WHAT TO DO:
From the first line to the last, copy the listing exactly and omit the images.

RECORDS PROVIDED:
--------------------------------------------------

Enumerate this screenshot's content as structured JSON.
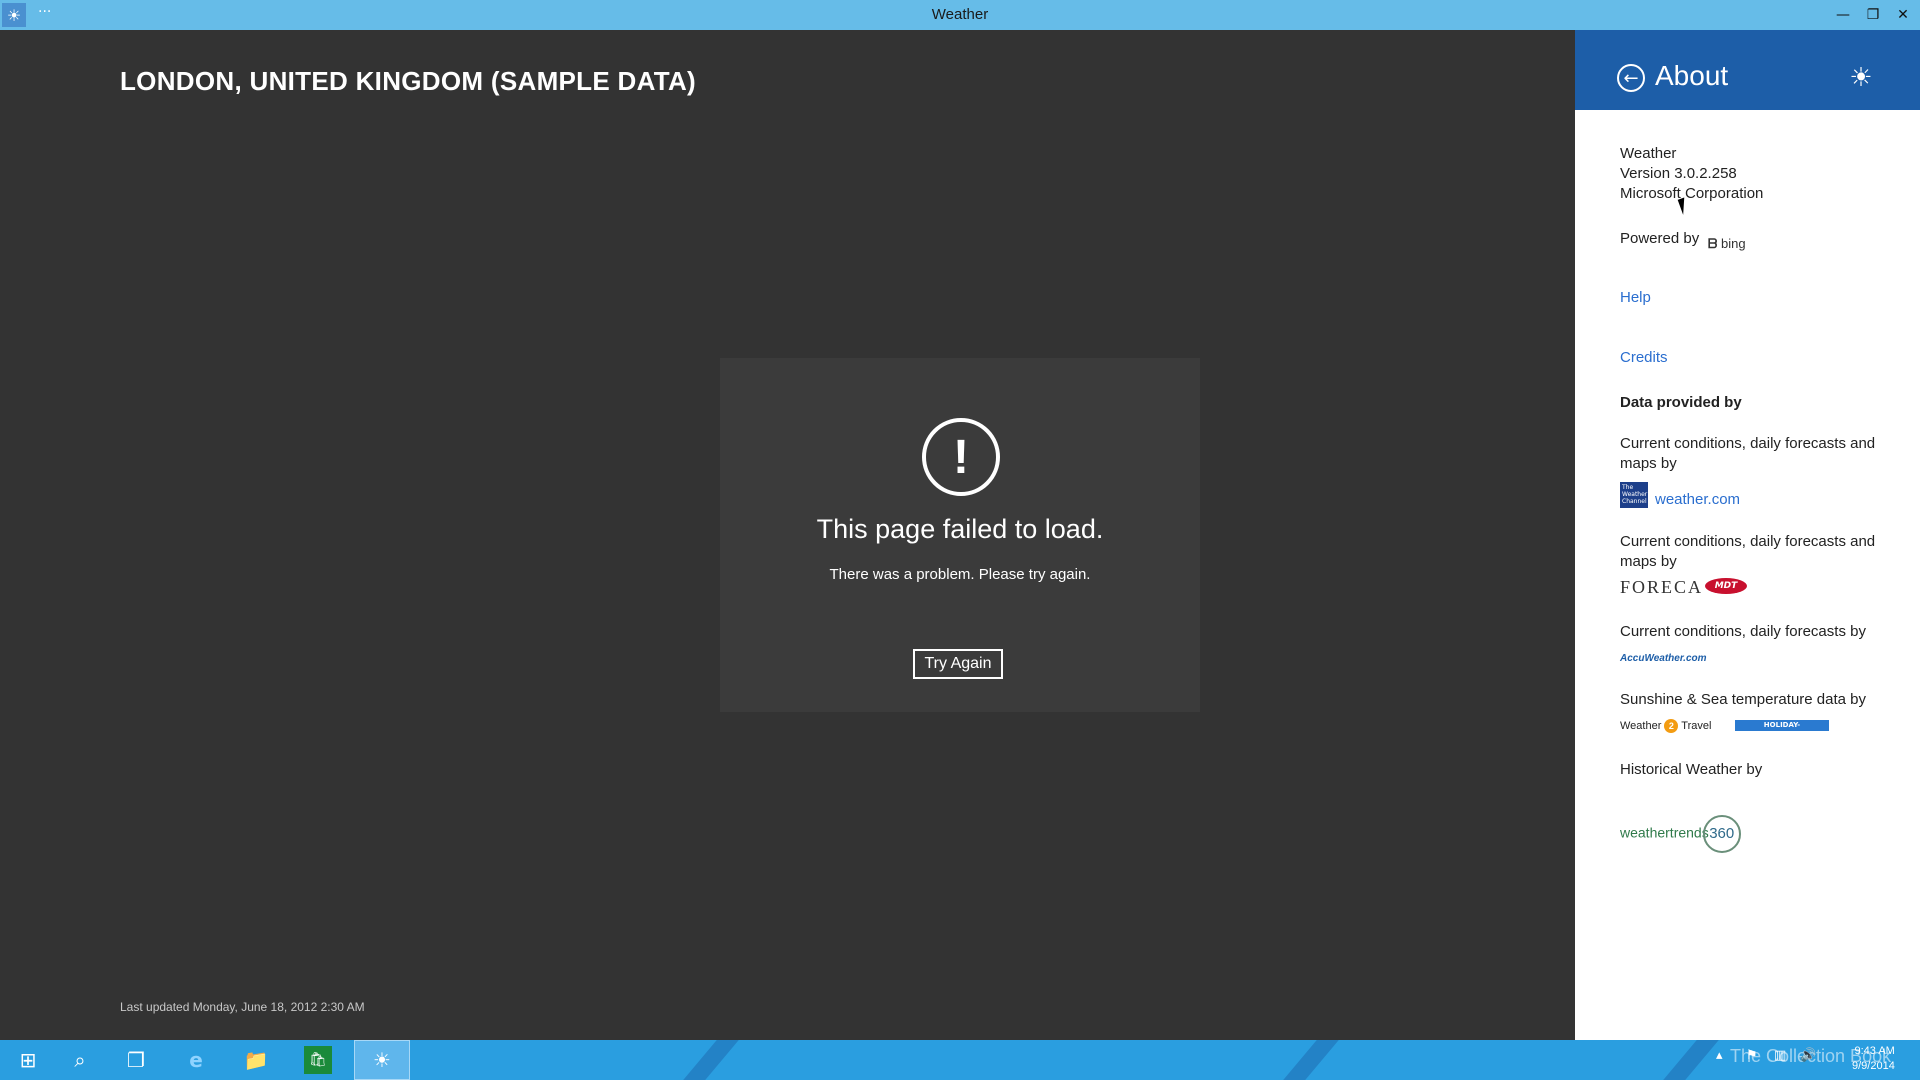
{
  "window": {
    "title": "Weather",
    "menu_dots": "···"
  },
  "main": {
    "city_title": "LONDON, UNITED KINGDOM (SAMPLE DATA)",
    "error": {
      "title": "This page failed to load.",
      "message": "There was a problem. Please try again.",
      "try_again_label": "Try Again"
    },
    "last_updated": "Last updated Monday, June 18, 2012 2:30 AM"
  },
  "about_panel": {
    "title": "About",
    "app_name": "Weather",
    "version": "Version 3.0.2.258",
    "publisher": "Microsoft Corporation",
    "powered_by": "Powered by",
    "bing_logo_text": "bing",
    "help_link": "Help",
    "credits_link": "Credits",
    "data_provided_by": "Data provided by",
    "providers": [
      {
        "text": "Current conditions, daily forecasts and maps by",
        "logo": "The Weather Channel",
        "link": "weather.com"
      },
      {
        "text": "Current conditions, daily forecasts and maps by",
        "logo": "FORECA",
        "logo2": "MDT"
      },
      {
        "text": "Current conditions, daily forecasts by",
        "logo": "AccuWeather.com"
      },
      {
        "text": "Sunshine & Sea temperature data by",
        "logo": "Weather 2 Travel",
        "logo2": "HOLIDAY-WEATHER.COM"
      },
      {
        "text": "Historical Weather by",
        "logo": "weathertrends360"
      }
    ]
  },
  "taskbar": {
    "clock_time": "9:43 AM",
    "clock_date": "9/9/2014",
    "watermark": "The Collection Book",
    "accent": "#2a9ee0"
  }
}
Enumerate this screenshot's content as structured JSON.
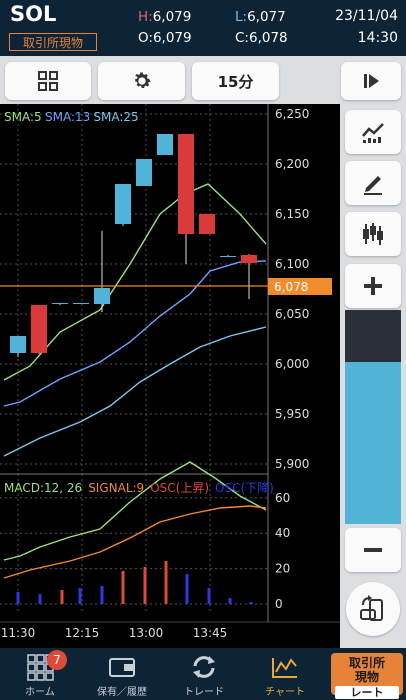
{
  "header": {
    "symbol": "SOL",
    "venue_badge": "取引所現物",
    "high_key": "H:",
    "high": "6,079",
    "low_key": "L:",
    "low": "6,077",
    "open_key": "O:",
    "open": "6,079",
    "close_key": "C:",
    "close": "6,078",
    "date": "23/11/04",
    "time": "14:30"
  },
  "toolbar": {
    "interval_label": "15分"
  },
  "chart": {
    "sma_labels": [
      {
        "text": "SMA:5",
        "color": "#9be37a"
      },
      {
        "text": "SMA:13",
        "color": "#6fa2ff"
      },
      {
        "text": "SMA:25",
        "color": "#7fc7ea"
      }
    ],
    "macd_labels": [
      {
        "text": "MACD:12, 26",
        "color": "#9be37a"
      },
      {
        "text": "SIGNAL:9",
        "color": "#f28a2e"
      },
      {
        "text": "OSC(上昇)",
        "color": "#e04a3a"
      },
      {
        "text": "OSC(下降)",
        "color": "#2a3adf"
      }
    ],
    "current_price_label": "6,078",
    "colors": {
      "up": "#52b3d9",
      "down": "#d93a3a",
      "price_line": "#f28a2e"
    }
  },
  "chart_data": {
    "type": "candlestick",
    "price_axis": {
      "ticks": [
        "6,250",
        "6,200",
        "6,150",
        "6,100",
        "6,050",
        "6,000",
        "5,950",
        "5,900"
      ],
      "ylim": [
        5890,
        6260
      ]
    },
    "macd_axis": {
      "ticks": [
        "60",
        "40",
        "20",
        "0"
      ]
    },
    "time_ticks": [
      "11:30",
      "12:15",
      "13:00",
      "13:45"
    ],
    "candles": [
      {
        "o": 6011,
        "h": 6027,
        "l": 6007,
        "c": 6028
      },
      {
        "o": 6059,
        "h": 6059,
        "l": 6010,
        "c": 6011
      },
      {
        "o": 6060,
        "h": 6061,
        "l": 6059,
        "c": 6061
      },
      {
        "o": 6061,
        "h": 6061,
        "l": 6060,
        "c": 6061
      },
      {
        "o": 6060,
        "h": 6133,
        "l": 6052,
        "c": 6076
      },
      {
        "o": 6140,
        "h": 6141,
        "l": 6138,
        "c": 6180
      },
      {
        "o": 6178,
        "h": 6205,
        "l": 6180,
        "c": 6205
      },
      {
        "o": 6209,
        "h": 6230,
        "l": 6209,
        "c": 6230
      },
      {
        "o": 6230,
        "h": 6230,
        "l": 6100,
        "c": 6130
      },
      {
        "o": 6150,
        "h": 6150,
        "l": 6130,
        "c": 6130
      },
      {
        "o": 6108,
        "h": 6109,
        "l": 6108,
        "c": 6108
      },
      {
        "o": 6109,
        "h": 6110,
        "l": 6065,
        "c": 6101
      }
    ],
    "current_price": 6078
  },
  "nav": {
    "home_label": "ホーム",
    "home_badge": "7",
    "holdings_label": "保有／履歴",
    "trade_label": "トレード",
    "chart_label": "チャート",
    "venue_label": "取引所\n現物",
    "venue_sub": "レート"
  }
}
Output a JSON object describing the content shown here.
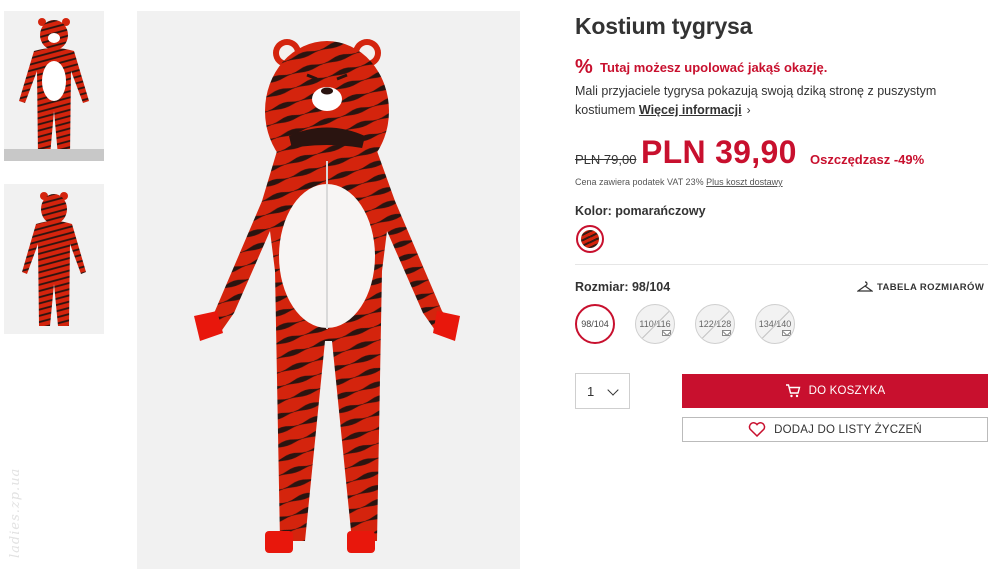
{
  "product": {
    "title": "Kostium tygrysa",
    "deal_icon": "%",
    "deal_text": "Tutaj możesz upolować jakąś okazję.",
    "description": "Mali przyjaciele tygrysa pokazują swoją dziką stronę z puszystym kostiumem",
    "more_info": "Więcej informacji",
    "old_price": "PLN 79,00",
    "price": "PLN 39,90",
    "savings": "Oszczędzasz -49%",
    "vat_text": "Cena zawiera podatek VAT 23%",
    "shipping_link": "Plus koszt dostawy"
  },
  "color": {
    "label": "Kolor: pomarańczowy",
    "swatch_name": "tiger-stripe-swatch"
  },
  "size": {
    "label": "Rozmiar: 98/104",
    "table_link": "TABELA ROZMIARÓW",
    "options": [
      {
        "label": "98/104",
        "available": true,
        "selected": true
      },
      {
        "label": "110/116",
        "available": false,
        "selected": false
      },
      {
        "label": "122/128",
        "available": false,
        "selected": false
      },
      {
        "label": "134/140",
        "available": false,
        "selected": false
      }
    ]
  },
  "quantity": {
    "value": "1"
  },
  "actions": {
    "add_to_cart": "DO KOSZYKA",
    "add_to_wishlist": "DODAJ DO LISTY ŻYCZEŃ"
  },
  "watermark": "ladies.zp.ua",
  "colors": {
    "accent": "#c8102e",
    "costume_red": "#d4240d",
    "stripe": "#2a1410",
    "image_bg": "#f1f1f1"
  },
  "icons": [
    "percent-icon",
    "chevron-right-icon",
    "hanger-icon",
    "cart-icon",
    "heart-icon",
    "chevron-down-icon",
    "mail-icon"
  ]
}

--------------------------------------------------

RESPONSE TO THIS EXERCISE:
Enumerate this screenshot's content as structured JSON.
{
  "window": {
    "title": "Weather",
    "menu_dots": "···"
  },
  "main": {
    "city_title": "LONDON, UNITED KINGDOM (SAMPLE DATA)",
    "error": {
      "title": "This page failed to load.",
      "message": "There was a problem. Please try again.",
      "try_again_label": "Try Again"
    },
    "last_updated": "Last updated Monday, June 18, 2012 2:30 AM"
  },
  "about_panel": {
    "title": "About",
    "app_name": "Weather",
    "version": "Version 3.0.2.258",
    "publisher": "Microsoft Corporation",
    "powered_by": "Powered by",
    "bing_logo_text": "bing",
    "help_link": "Help",
    "credits_link": "Credits",
    "data_provided_by": "Data provided by",
    "providers": [
      {
        "text": "Current conditions, daily forecasts and maps by",
        "logo": "The Weather Channel",
        "link": "weather.com"
      },
      {
        "text": "Current conditions, daily forecasts and maps by",
        "logo": "FORECA",
        "logo2": "MDT"
      },
      {
        "text": "Current conditions, daily forecasts by",
        "logo": "AccuWeather.com"
      },
      {
        "text": "Sunshine & Sea temperature data by",
        "logo": "Weather 2 Travel",
        "logo2": "HOLIDAY-WEATHER.COM"
      },
      {
        "text": "Historical Weather by",
        "logo": "weathertrends360"
      }
    ]
  },
  "taskbar": {
    "clock_time": "9:43 AM",
    "clock_date": "9/9/2014",
    "watermark": "The Collection Book",
    "accent": "#2a9ee0"
  }
}
Enumerate this screenshot's content as structured JSON.
{
  "header": {
    "symbol": "SOL",
    "venue_badge": "取引所現物",
    "high_key": "H:",
    "high": "6,079",
    "low_key": "L:",
    "low": "6,077",
    "open_key": "O:",
    "open": "6,079",
    "close_key": "C:",
    "close": "6,078",
    "date": "23/11/04",
    "time": "14:30"
  },
  "toolbar": {
    "interval_label": "15分"
  },
  "chart": {
    "sma_labels": [
      {
        "text": "SMA:5",
        "color": "#9be37a"
      },
      {
        "text": "SMA:13",
        "color": "#6fa2ff"
      },
      {
        "text": "SMA:25",
        "color": "#7fc7ea"
      }
    ],
    "macd_labels": [
      {
        "text": "MACD:12, 26",
        "color": "#9be37a"
      },
      {
        "text": "SIGNAL:9",
        "color": "#f28a2e"
      },
      {
        "text": "OSC(上昇)",
        "color": "#e04a3a"
      },
      {
        "text": "OSC(下降)",
        "color": "#2a3adf"
      }
    ],
    "current_price_label": "6,078",
    "colors": {
      "up": "#52b3d9",
      "down": "#d93a3a",
      "price_line": "#f28a2e"
    }
  },
  "chart_data": {
    "type": "candlestick",
    "price_axis": {
      "ticks": [
        "6,250",
        "6,200",
        "6,150",
        "6,100",
        "6,050",
        "6,000",
        "5,950",
        "5,900"
      ],
      "ylim": [
        5890,
        6260
      ]
    },
    "macd_axis": {
      "ticks": [
        "60",
        "40",
        "20",
        "0"
      ]
    },
    "time_ticks": [
      "11:30",
      "12:15",
      "13:00",
      "13:45"
    ],
    "candles": [
      {
        "o": 6011,
        "h": 6027,
        "l": 6007,
        "c": 6028
      },
      {
        "o": 6059,
        "h": 6059,
        "l": 6010,
        "c": 6011
      },
      {
        "o": 6060,
        "h": 6061,
        "l": 6059,
        "c": 6061
      },
      {
        "o": 6061,
        "h": 6061,
        "l": 6060,
        "c": 6061
      },
      {
        "o": 6060,
        "h": 6133,
        "l": 6052,
        "c": 6076
      },
      {
        "o": 6140,
        "h": 6141,
        "l": 6138,
        "c": 6180
      },
      {
        "o": 6178,
        "h": 6205,
        "l": 6180,
        "c": 6205
      },
      {
        "o": 6209,
        "h": 6230,
        "l": 6209,
        "c": 6230
      },
      {
        "o": 6230,
        "h": 6230,
        "l": 6100,
        "c": 6130
      },
      {
        "o": 6150,
        "h": 6150,
        "l": 6130,
        "c": 6130
      },
      {
        "o": 6108,
        "h": 6109,
        "l": 6108,
        "c": 6108
      },
      {
        "o": 6109,
        "h": 6110,
        "l": 6065,
        "c": 6101
      }
    ],
    "current_price": 6078
  },
  "nav": {
    "home_label": "ホーム",
    "home_badge": "7",
    "holdings_label": "保有／履歴",
    "trade_label": "トレード",
    "chart_label": "チャート",
    "venue_label": "取引所\n現物",
    "venue_sub": "レート"
  }
}
Output a JSON object describing the content shown here.
{
  "product": {
    "title": "Kostium tygrysa",
    "deal_icon": "%",
    "deal_text": "Tutaj możesz upolować jakąś okazję.",
    "description": "Mali przyjaciele tygrysa pokazują swoją dziką stronę z puszystym kostiumem",
    "more_info": "Więcej informacji",
    "old_price": "PLN 79,00",
    "price": "PLN 39,90",
    "savings": "Oszczędzasz -49%",
    "vat_text": "Cena zawiera podatek VAT 23%",
    "shipping_link": "Plus koszt dostawy"
  },
  "color": {
    "label": "Kolor: pomarańczowy",
    "swatch_name": "tiger-stripe-swatch"
  },
  "size": {
    "label": "Rozmiar: 98/104",
    "table_link": "TABELA ROZMIARÓW",
    "options": [
      {
        "label": "98/104",
        "available": true,
        "selected": true
      },
      {
        "label": "110/116",
        "available": false,
        "selected": false
      },
      {
        "label": "122/128",
        "available": false,
        "selected": false
      },
      {
        "label": "134/140",
        "available": false,
        "selected": false
      }
    ]
  },
  "quantity": {
    "value": "1"
  },
  "actions": {
    "add_to_cart": "DO KOSZYKA",
    "add_to_wishlist": "DODAJ DO LISTY ŻYCZEŃ"
  },
  "watermark": "ladies.zp.ua",
  "colors": {
    "accent": "#c8102e",
    "costume_red": "#d4240d",
    "stripe": "#2a1410",
    "image_bg": "#f1f1f1"
  },
  "icons": [
    "percent-icon",
    "chevron-right-icon",
    "hanger-icon",
    "cart-icon",
    "heart-icon",
    "chevron-down-icon",
    "mail-icon"
  ]
}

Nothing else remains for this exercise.